Surfing protesters (Gallo)
- Government’s incoherent lockdown regulations are highlighted by professional surfing being allowed again, but still being hamstrung by beaches remaining closed.
- Robin de Kock, Surfing SA’s GM, notes that the issue transcends the sport and is becoming an issue of the general population being denied the right to pursue another form of exercise.
- The tourism industry is also being dealt immeasurable harm as beaches are a critical attraction for travellers.
South African surfers remain up in arms over government’s inconsistent lockdown regulations.
While the sports ministry’s latest level three framework makes provision for the resumption of professional surfing, there’s a very important snag – training and events can’t take place because beaches remain closed.
Surfing SA (SSA), the sport’s national federation, earlier this week followed the example of its counterparts by submitting customised “return-to-sport” protocols, which the department has confirmed receipt of.

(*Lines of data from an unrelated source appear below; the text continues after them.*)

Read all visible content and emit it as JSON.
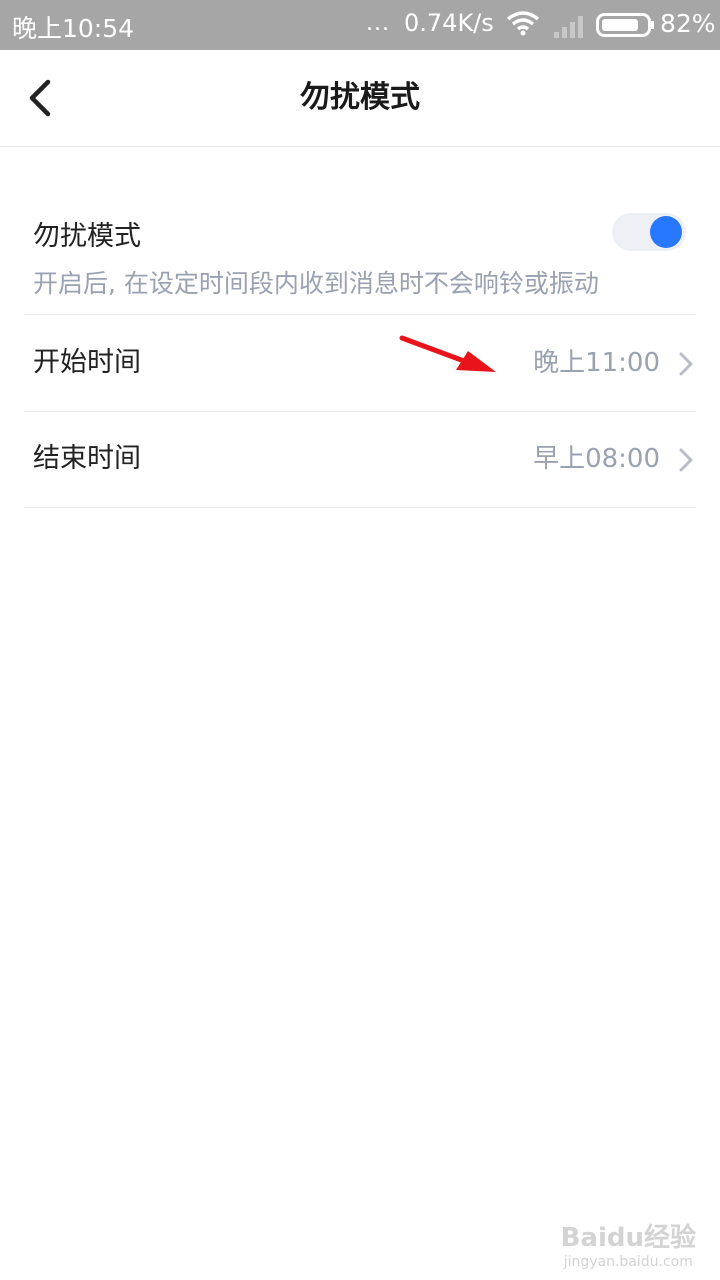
{
  "status_bar": {
    "time": "晚上10:54",
    "dots": "...",
    "net_speed": "0.74K/s",
    "battery": "82%"
  },
  "nav": {
    "title": "勿扰模式"
  },
  "settings": {
    "dnd": {
      "label": "勿扰模式",
      "description": "开启后, 在设定时间段内收到消息时不会响铃或振动",
      "enabled": true
    },
    "start_time": {
      "label": "开始时间",
      "value": "晚上11:00"
    },
    "end_time": {
      "label": "结束时间",
      "value": "早上08:00"
    }
  },
  "watermark": {
    "text": "Baidu经验",
    "url": "jingyan.baidu.com"
  },
  "colors": {
    "accent": "#2878ff",
    "status_bar": "#a6a6a6",
    "annotation_arrow": "#e8141a"
  }
}
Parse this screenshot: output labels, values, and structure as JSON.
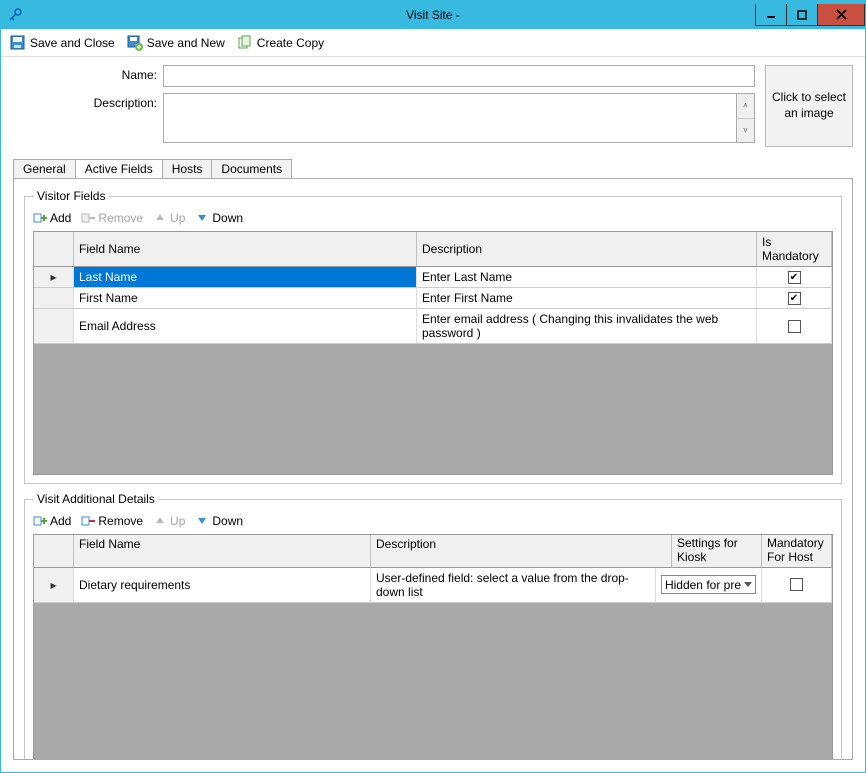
{
  "window": {
    "title": "Visit Site  -"
  },
  "toolbar": {
    "save_close": "Save and Close",
    "save_new": "Save and New",
    "create_copy": "Create Copy"
  },
  "form": {
    "name_label": "Name:",
    "name_value": "",
    "description_label": "Description:",
    "description_value": "",
    "image_picker": "Click to select an image"
  },
  "tabs": {
    "general": "General",
    "active_fields": "Active Fields",
    "hosts": "Hosts",
    "documents": "Documents"
  },
  "visitor_fields": {
    "legend": "Visitor Fields",
    "buttons": {
      "add": "Add",
      "remove": "Remove",
      "up": "Up",
      "down": "Down"
    },
    "columns": {
      "field_name": "Field Name",
      "description": "Description",
      "mandatory": "Is Mandatory"
    },
    "rows": [
      {
        "name": "Last Name",
        "description": "Enter Last Name",
        "mandatory": true,
        "selected": true
      },
      {
        "name": "First Name",
        "description": "Enter First Name",
        "mandatory": true,
        "selected": false
      },
      {
        "name": "Email Address",
        "description": "Enter email address ( Changing this invalidates the web password )",
        "mandatory": false,
        "selected": false
      }
    ]
  },
  "additional_details": {
    "legend": "Visit Additional Details",
    "buttons": {
      "add": "Add",
      "remove": "Remove",
      "up": "Up",
      "down": "Down"
    },
    "columns": {
      "field_name": "Field Name",
      "description": "Description",
      "kiosk": "Settings for Kiosk",
      "mhost": "Mandatory For Host"
    },
    "rows": [
      {
        "name": "Dietary requirements",
        "description": "User-defined field: select a value from the drop-down list",
        "kiosk": "Hidden for pre",
        "mhost": false
      }
    ]
  }
}
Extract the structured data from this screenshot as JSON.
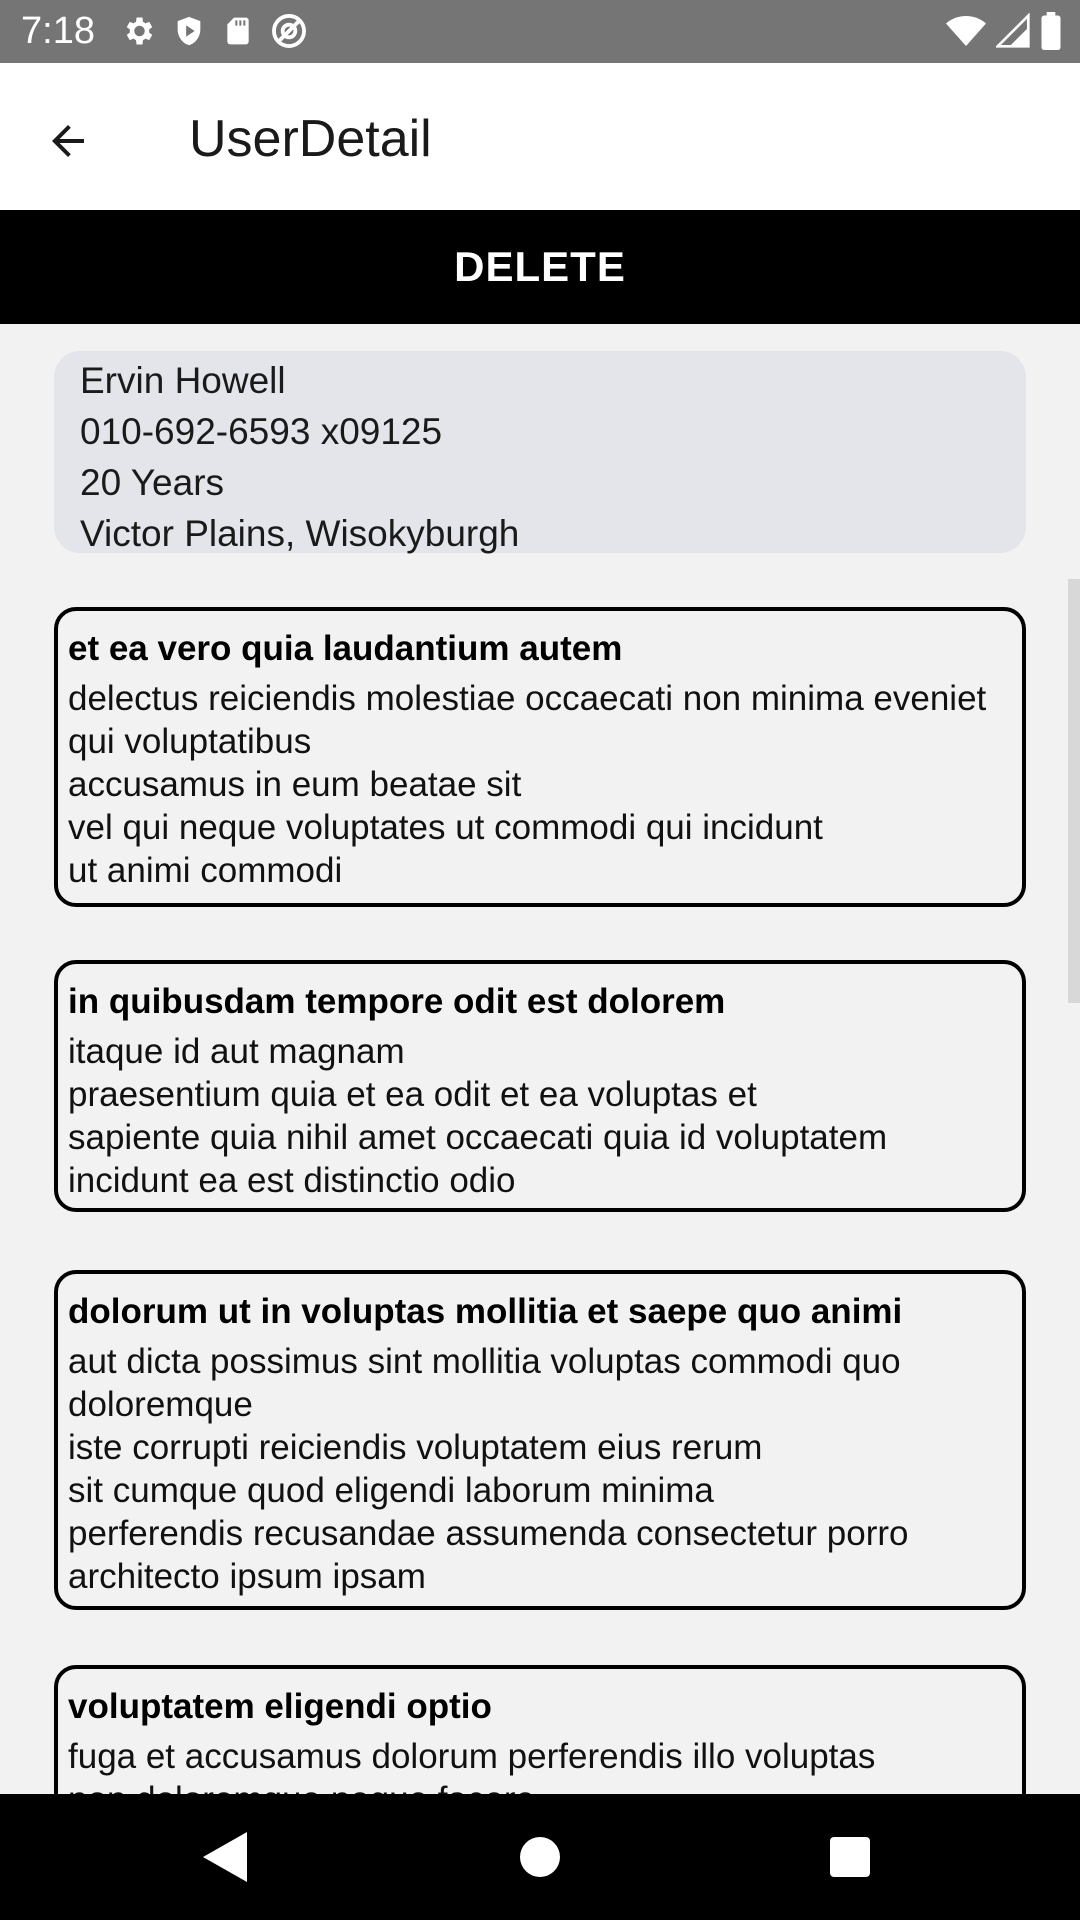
{
  "status_bar": {
    "time": "7:18",
    "left_icons": [
      "gear-icon",
      "shield-icon",
      "sd-card-icon",
      "at-sign-icon"
    ],
    "right_icons": [
      "wifi-icon",
      "cell-signal-icon",
      "battery-icon"
    ]
  },
  "app_bar": {
    "title": "UserDetail",
    "back_icon": "arrow-back-icon"
  },
  "delete_button": {
    "label": "DELETE"
  },
  "user": {
    "name": "Ervin Howell",
    "phone": "010-692-6593 x09125",
    "age": "20 Years",
    "address": "Victor Plains, Wisokyburgh"
  },
  "posts": [
    {
      "title": "et ea vero quia laudantium autem",
      "body": "delectus reiciendis molestiae occaecati non minima eveniet qui voluptatibus\naccusamus in eum beatae sit\nvel qui neque voluptates ut commodi qui incidunt\nut animi commodi"
    },
    {
      "title": "in quibusdam tempore odit est dolorem",
      "body": "itaque id aut magnam\npraesentium quia et ea odit et ea voluptas et\nsapiente quia nihil amet occaecati quia id voluptatem\nincidunt ea est distinctio odio"
    },
    {
      "title": "dolorum ut in voluptas mollitia et saepe quo animi",
      "body": "aut dicta possimus sint mollitia voluptas commodi quo doloremque\niste corrupti reiciendis voluptatem eius rerum\nsit cumque quod eligendi laborum minima\nperferendis recusandae assumenda consectetur porro architecto ipsum ipsam"
    },
    {
      "title": "voluptatem eligendi optio",
      "body": "fuga et accusamus dolorum perferendis illo voluptas\nnon doloremque neque facere"
    }
  ],
  "nav_bar": {
    "icons": [
      "back-triangle-icon",
      "home-circle-icon",
      "recents-square-icon"
    ]
  },
  "colors": {
    "status_bar": "#757575",
    "app_bar": "#ffffff",
    "delete_bar": "#000000",
    "user_card": "#e4e5ea",
    "background": "#f2f2f2"
  }
}
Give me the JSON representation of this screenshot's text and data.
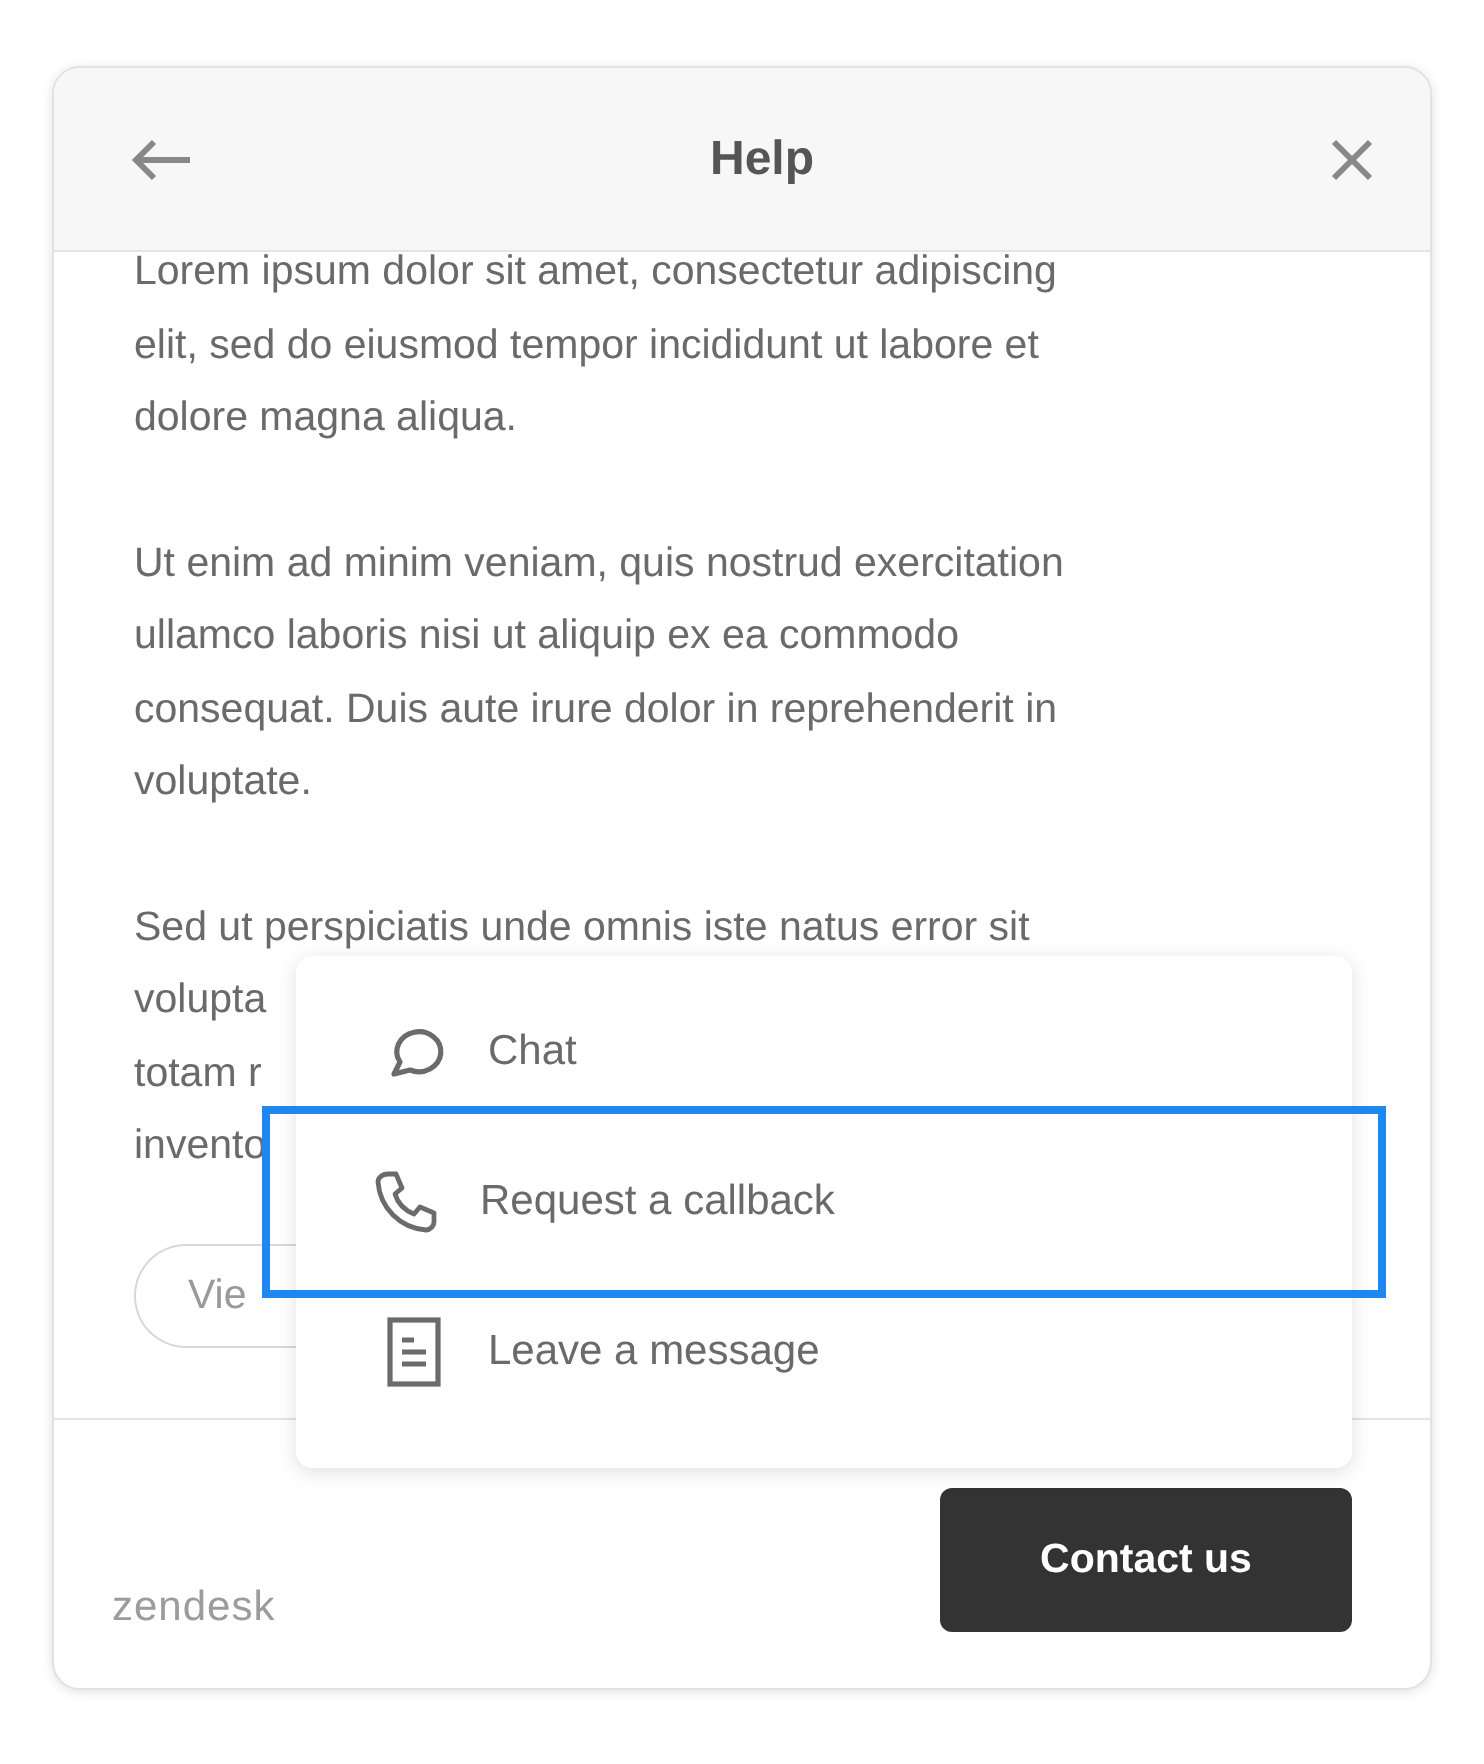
{
  "window": {
    "title": "Help"
  },
  "paragraphs": [
    {
      "lines": [
        "Lorem ipsum dolor sit amet, consectetur adipiscing",
        "elit, sed do eiusmod tempor incididunt ut labore et",
        "dolore magna aliqua."
      ]
    },
    {
      "lines": [
        "Ut enim ad minim veniam, quis nostrud exercitation",
        "ullamco laboris nisi ut aliquip ex ea commodo",
        "consequat. Duis aute irure dolor in reprehenderit in",
        "voluptate."
      ]
    },
    {
      "lines": [
        "Sed ut perspiciatis unde omnis iste natus error sit",
        "volupta",
        "totam r",
        "invento"
      ]
    }
  ],
  "view_button": {
    "label": "Vie"
  },
  "menu": [
    {
      "kind": "chat",
      "label": "Chat",
      "selected": false
    },
    {
      "kind": "phone",
      "label": "Request a callback",
      "selected": true
    },
    {
      "kind": "message",
      "label": "Leave a message",
      "selected": false
    }
  ],
  "footer": {
    "logo": "zendesk",
    "button": "Contact us"
  }
}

Yet even if those protocols are approved, it will require that Nkosazana Dlamini-Zuma, minister of corporate governance and traditional affairs, amend clause 39 of level three’s regulations, relating to the continued closure of beaches and public parks.
“That’s the real frustration of this whole issue,” Robin de Kock, SSA’s general manager, told Sport24.
“We’re not like other sports where professional athletes can train at specific venues. Our stadium is the ocean. Our professional surfers are keen to return to training. Surfing will make it’s Olympic debut in Tokyo next year and the stakes are high for some. They need to start competing again.
“Surfing is inherently a non-contact sport because of the interference rule.”
However, SSA, who insist their engagement with the “supportive” sport ministry has been productive throughout, actually don’t consider professionals their priority in their efforts.
“The whole issue isn’t really about surfing itself anymore. We’ve reached a higher level with this. This is about South African society in general,” said De Kock.
“Surfing’s professional sphere is quite small. Recreational surfing is way bigger in South Africa. We’re pleading with government for the right to exercise in the ocean via beaches. I want my grandkids and families to walk on beaches. This is not about surfing.”
He cites the “strange” example of general exercise being allowed under level three, with the exception of the ocean.
“I don’t understand it. I have many groups of two, four or six people that walk, jog or ride bicycles past my house daily. What is the difference between taking a brisk walk on the promenade and doing so on a beach? To also argue that the absence of lifesavers increases the danger associated with beaches is faulty.
“As is custom, there aren’t lifesaving services during winter. So even without the virus being present, there wouldn’t have been lifesavers on beaches currently.
“Beaches are vital to our tourism industry too. People don’t come to Cape Town to just ride a bus and stay in a hotel. They want a walk on our wonderful beaches. Most countries have re-opened theirs again. It’s a vital economic stimulus. Surely our stance needs to be re-examined.”